▶ [PROBLEM DESCRIPTION]
Write out each record below, word for word.

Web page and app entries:
——

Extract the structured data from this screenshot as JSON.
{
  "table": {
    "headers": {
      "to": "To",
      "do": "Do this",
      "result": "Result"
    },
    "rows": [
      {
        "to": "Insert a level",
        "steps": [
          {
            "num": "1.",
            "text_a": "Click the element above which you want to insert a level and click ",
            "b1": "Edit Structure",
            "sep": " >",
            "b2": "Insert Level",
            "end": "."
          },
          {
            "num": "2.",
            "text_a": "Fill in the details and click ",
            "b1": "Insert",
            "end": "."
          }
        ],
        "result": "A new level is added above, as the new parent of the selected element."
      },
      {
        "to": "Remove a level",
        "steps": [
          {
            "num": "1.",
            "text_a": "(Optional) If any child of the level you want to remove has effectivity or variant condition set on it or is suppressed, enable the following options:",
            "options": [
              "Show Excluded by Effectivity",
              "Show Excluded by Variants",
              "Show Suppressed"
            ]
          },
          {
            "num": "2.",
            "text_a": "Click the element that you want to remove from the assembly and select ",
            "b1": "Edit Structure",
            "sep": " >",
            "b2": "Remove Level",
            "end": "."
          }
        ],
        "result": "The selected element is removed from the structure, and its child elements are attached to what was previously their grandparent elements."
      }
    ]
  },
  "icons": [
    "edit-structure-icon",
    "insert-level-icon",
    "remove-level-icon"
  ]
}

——

▶ [TASK RESPONSE]
Extract the structured data from this screenshot as JSON.
{
  "table": {
    "headers": {
      "to": "To",
      "do": "Do this",
      "result": "Result"
    },
    "rows": [
      {
        "to": "Insert a level",
        "steps": [
          {
            "num": "1.",
            "text_a": "Click the element above which you want to insert a level and click ",
            "b1": "Edit Structure",
            "sep": " >",
            "b2": "Insert Level",
            "end": "."
          },
          {
            "num": "2.",
            "text_a": "Fill in the details and click ",
            "b1": "Insert",
            "end": "."
          }
        ],
        "result": "A new level is added above, as the new parent of the selected element."
      },
      {
        "to": "Remove a level",
        "steps": [
          {
            "num": "1.",
            "text_a": "(Optional) If any child of the level you want to remove has effectivity or variant condition set on it or is suppressed, enable the following options:",
            "options": [
              "Show Excluded by Effectivity",
              "Show Excluded by Variants",
              "Show Suppressed"
            ]
          },
          {
            "num": "2.",
            "text_a": "Click the element that you want to remove from the assembly and select ",
            "b1": "Edit Structure",
            "sep": " >",
            "b2": "Remove Level",
            "end": "."
          }
        ],
        "result": "The selected element is removed from the structure, and its child elements are attached to what was previously their grandparent elements."
      }
    ]
  },
  "icons": [
    "edit-structure-icon",
    "insert-level-icon",
    "remove-level-icon"
  ]
}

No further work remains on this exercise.